The Federal Trade Commission has secured agreements requiring Epic Games, Inc., creator of the popular video game Fortnite, to pay a total of $520 million in relief over allegations the company violated the Children’s Online Privacy Protection Act (COPPA) and deployed design tricks, known as “dark patterns,” to dupe millions of players into making unintentional purchases.
“As our complaints note, Epic used privacy-invasive default settings and deceptive interfaces that tricked Fortnite users, including teenagers and children,” said FTC Chair Lina M. Khan. “These enforcement actions make clear to businesses that the FTC is cracking down on these unlawful practices.”
The FTC’s action against Epic involves two separate record-breaking settlements. As part of a proposed federal court order filed by the Department of Justice on behalf of the FTC, Epic will pay a $275 million monetary penalty for violating the COPPA Rule—the largest penalty ever obtained for violating an FTC rule.
Additionally, in a first-of-its-kind provision, Epic will be required to adopt strong privacy default settings for children and teens, ensuring that voice and text communications are turned off by default. Under a separate proposed administrative order, Epic will pay $245 million to refund consumers for its dark patterns and billing practices, which is the FTC’s largest refund amount in a gaming case, and its largest administrative order in history.
Message to all online providers
“The Justice Department takes very seriously its mission to protect consumers’ data privacy rights,” said Associate Attorney General Vanita Gupta. “This proposed order sends a message to all online providers that collecting children’s personal information without parental consent will not be tolerated.”
Epic’s video game Fortnite is generally free to download and play but charges users for in-game items such as costumes and dance moves. The game has more than 400 million users worldwide. The FTC alleged in two separate complaints that North Carolina-based Epic engaged in several unlawful practices.
“Epic put children and teens at risk through its lax privacy practices, and cost consumers millions in illegal charges through its use of dark patterns,” said Samuel Levine, Director of the FTC’s Bureau of Consumer Protection. “Under the proposed orders announced today, the company will be required to change its default settings, return millions to consumers, and pay a record-breaking penalty for its privacy abuses.”
In a complaint filed in federal court, the FTC alleged that Epic violated the COPPA Rule by collecting personal information from children under 13 who played Fortnite, a child-directed online service, without notifying their parents or obtaining their parents’ verifiable consent.
Epic also violated the FTC Act’s prohibition against unfair practices by enabling real-time voice and text chat communications for children and teens by default, the FTC alleged.
Illegal dark patterns
In a separate administrative complaint, the FTC alleged that Epic used “dark patterns” to trick players into making unwanted purchases and let children rack up unauthorized charges without any parental involvement.

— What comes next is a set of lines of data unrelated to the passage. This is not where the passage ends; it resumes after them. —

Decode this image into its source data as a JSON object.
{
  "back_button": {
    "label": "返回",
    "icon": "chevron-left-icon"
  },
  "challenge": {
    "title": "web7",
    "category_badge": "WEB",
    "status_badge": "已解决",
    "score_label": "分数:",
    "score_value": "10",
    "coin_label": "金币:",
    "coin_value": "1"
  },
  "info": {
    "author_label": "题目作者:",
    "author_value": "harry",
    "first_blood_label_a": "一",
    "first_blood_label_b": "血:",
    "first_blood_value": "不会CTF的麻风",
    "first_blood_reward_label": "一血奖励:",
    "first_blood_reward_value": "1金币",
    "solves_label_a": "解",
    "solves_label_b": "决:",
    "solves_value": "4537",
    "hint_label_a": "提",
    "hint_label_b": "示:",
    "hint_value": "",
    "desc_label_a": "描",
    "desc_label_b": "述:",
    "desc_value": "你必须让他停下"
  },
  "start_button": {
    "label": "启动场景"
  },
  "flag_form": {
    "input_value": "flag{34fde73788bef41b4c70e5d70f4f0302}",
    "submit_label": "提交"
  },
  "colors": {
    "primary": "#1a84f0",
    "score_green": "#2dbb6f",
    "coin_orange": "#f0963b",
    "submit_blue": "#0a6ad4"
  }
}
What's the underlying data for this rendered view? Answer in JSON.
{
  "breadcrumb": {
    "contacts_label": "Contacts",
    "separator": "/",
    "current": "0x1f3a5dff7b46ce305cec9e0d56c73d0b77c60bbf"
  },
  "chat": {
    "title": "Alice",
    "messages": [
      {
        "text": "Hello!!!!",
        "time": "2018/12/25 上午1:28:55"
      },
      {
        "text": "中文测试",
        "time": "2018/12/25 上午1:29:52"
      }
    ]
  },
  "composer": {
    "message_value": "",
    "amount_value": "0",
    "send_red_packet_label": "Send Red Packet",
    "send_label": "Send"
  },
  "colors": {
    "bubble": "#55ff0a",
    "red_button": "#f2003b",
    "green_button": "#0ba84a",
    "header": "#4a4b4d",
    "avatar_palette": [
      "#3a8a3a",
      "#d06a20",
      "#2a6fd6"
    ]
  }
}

The FTC said Epic ignored more than one million user complaints and repeated employee concerns that “huge” numbers of users were being wrongfully charged. In fact, Epic’s changes only made the problem worse, the FTC alleged. Using internal testing, Epic purposefully obscured cancel and refund features to make them more difficult to find.